This story appears in the December 2017 issue of National Geographic magazine.
This month Geoffrey LeBaron, 63, marks his 30th year as director of the National Audubon Society’s annual Christmas Bird Count. Tens of thousands of bird-watchers turn out for the event, started in 1900; scientists use its data to monitor bird-population trends.
How did the Christmas Bird Count get started?
In the 1800s there was something called a Christmas side hunt where people would choose sides and go out during the holiday and hunt. Whoever brought in the biggest pile of birds and other animals won. By the late 1800s the Audubon movement was increasing awareness for conservation. So ornithologist Frank Chapman proposed in 1900 that rather than a holiday hunt, we do a Christmas bird census.
What birds are you most eager to see?
One of the questions I get a lot is, What’s your favorite bird? And my answer is, Whatever bird I’m looking at. It doesn’t have to be rare. The bird I probably want to see most this year is a gull. Fifteen years ago I was doing my count in Rhode Island’s Ninigret National Wildlife Refuge, and I saw this interesting-looking little gull sitting on a rock. It was an adult lesser black-backed gull, which was very unusual. Every year since then I have seen that same bird. It’s on the same rock in the same cove, and it acts the same way and feeds in the same area. So it’s not only about a connection with the area and birding with my friends, but this gull has become a friend of mine. I mean, I’m going to be really unhappy the year that I don’t find it.
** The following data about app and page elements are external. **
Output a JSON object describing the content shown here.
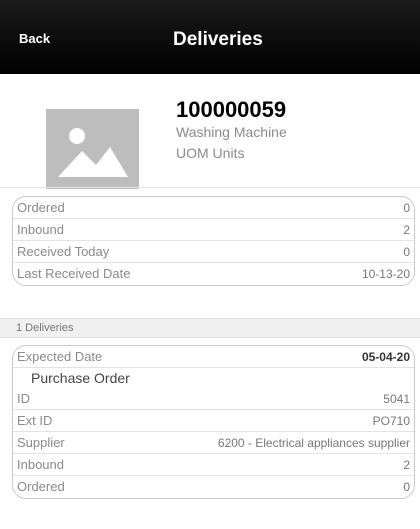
{
  "header": {
    "back_label": "Back",
    "title": "Deliveries"
  },
  "product": {
    "id": "100000059",
    "name": "Washing Machine",
    "uom": "UOM Units",
    "image_icon": "image-placeholder-icon"
  },
  "summary": [
    {
      "label": "Ordered",
      "value": "0"
    },
    {
      "label": "Inbound",
      "value": "2"
    },
    {
      "label": "Received Today",
      "value": "0"
    },
    {
      "label": "Last Received Date",
      "value": "10-13-20"
    }
  ],
  "deliveries_header": "1 Deliveries",
  "delivery": {
    "expected_label": "Expected Date",
    "expected_value": "05-04-20",
    "po_heading": "Purchase Order",
    "fields": [
      {
        "label": "ID",
        "value": "5041"
      },
      {
        "label": "Ext ID",
        "value": "PO710"
      },
      {
        "label": "Supplier",
        "value": "6200 - Electrical appliances supplier"
      },
      {
        "label": "Inbound",
        "value": "2"
      },
      {
        "label": "Ordered",
        "value": "0"
      }
    ]
  }
}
What changes has the count detected?
People tend to think of a species being at risk when there are only a few left, like California condors. But it’s a lot more cost-effective to figure out what’s affecting a species while it’s still plentiful. One of the key things we do is look at the count data and figure out which common birds are declining. In 2009 we looked at the wintering ranges of more than 300 species and found that the area of greatest abundance for many has moved as much as 200 miles northward over a 40-year period. Documenting that enables people to go figure out what’s happening to cause those changes.
This interview was edited for length and clarity.